STUDY MATERIAL: Begin
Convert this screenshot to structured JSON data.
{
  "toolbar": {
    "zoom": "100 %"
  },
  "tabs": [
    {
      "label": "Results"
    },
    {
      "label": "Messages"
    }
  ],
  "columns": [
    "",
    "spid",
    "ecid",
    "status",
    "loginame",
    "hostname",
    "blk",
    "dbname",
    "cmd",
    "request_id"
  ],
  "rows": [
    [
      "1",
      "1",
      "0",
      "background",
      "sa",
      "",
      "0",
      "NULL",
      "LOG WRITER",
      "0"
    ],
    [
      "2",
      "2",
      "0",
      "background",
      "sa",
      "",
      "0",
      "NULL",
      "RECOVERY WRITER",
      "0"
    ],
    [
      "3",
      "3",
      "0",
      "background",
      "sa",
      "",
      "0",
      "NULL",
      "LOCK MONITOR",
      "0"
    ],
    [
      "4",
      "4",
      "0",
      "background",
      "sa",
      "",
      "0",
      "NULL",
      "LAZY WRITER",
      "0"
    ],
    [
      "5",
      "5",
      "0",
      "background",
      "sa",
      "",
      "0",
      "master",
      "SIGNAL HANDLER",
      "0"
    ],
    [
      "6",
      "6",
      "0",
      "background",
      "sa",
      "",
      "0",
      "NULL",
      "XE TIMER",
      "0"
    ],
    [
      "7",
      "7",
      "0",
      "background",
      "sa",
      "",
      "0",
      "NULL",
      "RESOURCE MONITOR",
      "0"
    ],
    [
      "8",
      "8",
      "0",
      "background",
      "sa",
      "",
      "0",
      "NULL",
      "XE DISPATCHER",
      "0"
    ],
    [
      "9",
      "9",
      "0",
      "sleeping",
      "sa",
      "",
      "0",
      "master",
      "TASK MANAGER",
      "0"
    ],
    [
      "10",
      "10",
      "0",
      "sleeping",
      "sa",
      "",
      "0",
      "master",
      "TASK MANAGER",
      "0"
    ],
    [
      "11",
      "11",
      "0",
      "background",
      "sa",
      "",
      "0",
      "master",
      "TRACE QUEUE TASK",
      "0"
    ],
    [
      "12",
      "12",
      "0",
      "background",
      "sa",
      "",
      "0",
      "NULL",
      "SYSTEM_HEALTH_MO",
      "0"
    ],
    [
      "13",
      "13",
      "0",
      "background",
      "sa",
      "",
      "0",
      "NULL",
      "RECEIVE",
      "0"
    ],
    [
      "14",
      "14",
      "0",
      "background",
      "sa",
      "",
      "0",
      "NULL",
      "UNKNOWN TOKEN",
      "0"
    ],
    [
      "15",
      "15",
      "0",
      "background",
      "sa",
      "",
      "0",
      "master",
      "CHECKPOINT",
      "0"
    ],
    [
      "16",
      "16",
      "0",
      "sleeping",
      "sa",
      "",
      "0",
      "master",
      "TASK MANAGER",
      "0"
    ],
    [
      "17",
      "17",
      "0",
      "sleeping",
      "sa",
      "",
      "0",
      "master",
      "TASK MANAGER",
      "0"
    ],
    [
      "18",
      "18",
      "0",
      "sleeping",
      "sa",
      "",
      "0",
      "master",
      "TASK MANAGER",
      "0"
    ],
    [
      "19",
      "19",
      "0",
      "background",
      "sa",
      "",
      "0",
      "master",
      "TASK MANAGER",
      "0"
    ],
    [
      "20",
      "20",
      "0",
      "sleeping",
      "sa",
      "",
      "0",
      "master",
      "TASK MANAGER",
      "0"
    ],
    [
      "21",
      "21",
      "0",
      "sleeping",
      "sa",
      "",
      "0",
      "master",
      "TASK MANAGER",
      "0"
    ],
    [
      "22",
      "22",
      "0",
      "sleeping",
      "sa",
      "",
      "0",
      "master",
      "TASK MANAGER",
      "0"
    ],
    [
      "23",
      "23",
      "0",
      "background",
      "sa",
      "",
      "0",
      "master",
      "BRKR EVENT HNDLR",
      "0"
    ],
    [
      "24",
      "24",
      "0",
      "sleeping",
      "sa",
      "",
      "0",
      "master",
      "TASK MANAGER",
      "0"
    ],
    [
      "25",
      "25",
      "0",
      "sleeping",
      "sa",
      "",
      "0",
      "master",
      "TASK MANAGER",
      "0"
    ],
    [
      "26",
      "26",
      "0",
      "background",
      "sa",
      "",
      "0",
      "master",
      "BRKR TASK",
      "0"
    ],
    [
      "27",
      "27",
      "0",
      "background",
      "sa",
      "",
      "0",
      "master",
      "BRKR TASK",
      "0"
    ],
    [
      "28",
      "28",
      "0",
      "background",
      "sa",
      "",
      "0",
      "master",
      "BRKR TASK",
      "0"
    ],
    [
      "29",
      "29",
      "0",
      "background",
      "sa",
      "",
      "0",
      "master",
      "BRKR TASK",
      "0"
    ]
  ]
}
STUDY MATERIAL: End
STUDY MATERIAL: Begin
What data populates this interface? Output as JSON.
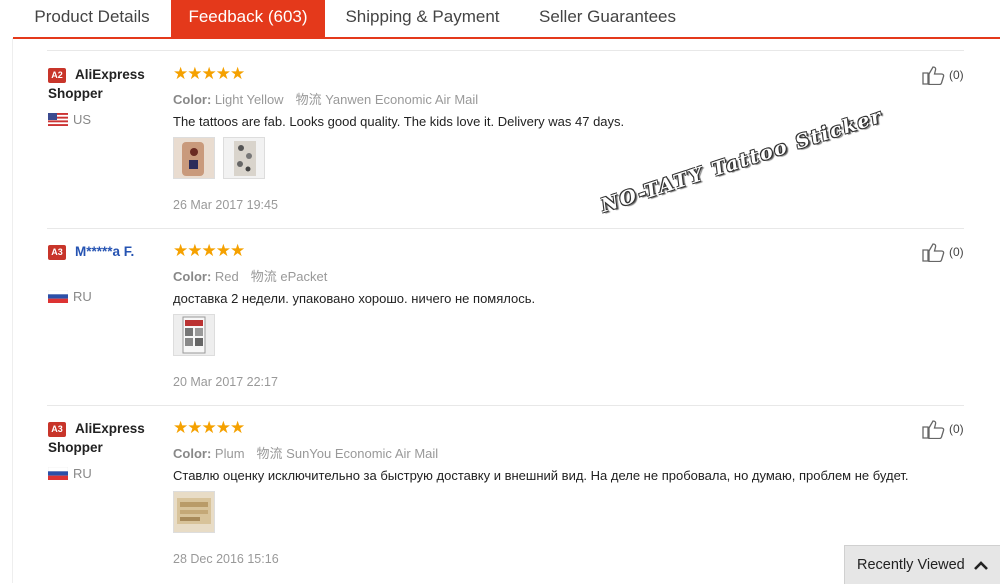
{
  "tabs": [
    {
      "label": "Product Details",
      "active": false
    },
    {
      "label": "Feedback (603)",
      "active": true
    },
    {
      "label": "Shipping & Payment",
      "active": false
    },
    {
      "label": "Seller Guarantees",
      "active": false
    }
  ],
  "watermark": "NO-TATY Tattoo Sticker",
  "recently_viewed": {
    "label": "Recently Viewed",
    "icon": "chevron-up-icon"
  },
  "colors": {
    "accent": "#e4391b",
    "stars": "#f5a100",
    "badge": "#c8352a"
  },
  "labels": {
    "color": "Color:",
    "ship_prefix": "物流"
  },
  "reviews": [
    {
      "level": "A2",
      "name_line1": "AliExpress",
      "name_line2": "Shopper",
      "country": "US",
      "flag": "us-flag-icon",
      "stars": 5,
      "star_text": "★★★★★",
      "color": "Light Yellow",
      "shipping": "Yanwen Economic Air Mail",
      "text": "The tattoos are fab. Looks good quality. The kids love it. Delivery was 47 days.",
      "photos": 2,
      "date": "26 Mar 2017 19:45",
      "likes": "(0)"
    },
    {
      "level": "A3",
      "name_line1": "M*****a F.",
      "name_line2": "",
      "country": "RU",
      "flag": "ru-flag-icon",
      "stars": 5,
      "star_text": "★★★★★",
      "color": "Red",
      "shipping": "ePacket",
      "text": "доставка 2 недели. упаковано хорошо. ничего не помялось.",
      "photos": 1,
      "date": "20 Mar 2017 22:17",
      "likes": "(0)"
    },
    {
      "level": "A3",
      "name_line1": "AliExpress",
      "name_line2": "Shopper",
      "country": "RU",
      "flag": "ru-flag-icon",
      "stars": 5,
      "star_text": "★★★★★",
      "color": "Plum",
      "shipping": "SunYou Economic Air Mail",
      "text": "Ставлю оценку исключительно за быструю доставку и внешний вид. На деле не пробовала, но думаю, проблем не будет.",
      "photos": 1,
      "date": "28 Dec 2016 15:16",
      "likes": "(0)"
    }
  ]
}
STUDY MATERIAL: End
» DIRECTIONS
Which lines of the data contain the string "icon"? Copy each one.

» OUTPUT OF THE EXERCISE
    "icon": "chevron-up-icon"
      "flag": "us-flag-icon",
      "flag": "ru-flag-icon",
      "flag": "ru-flag-icon",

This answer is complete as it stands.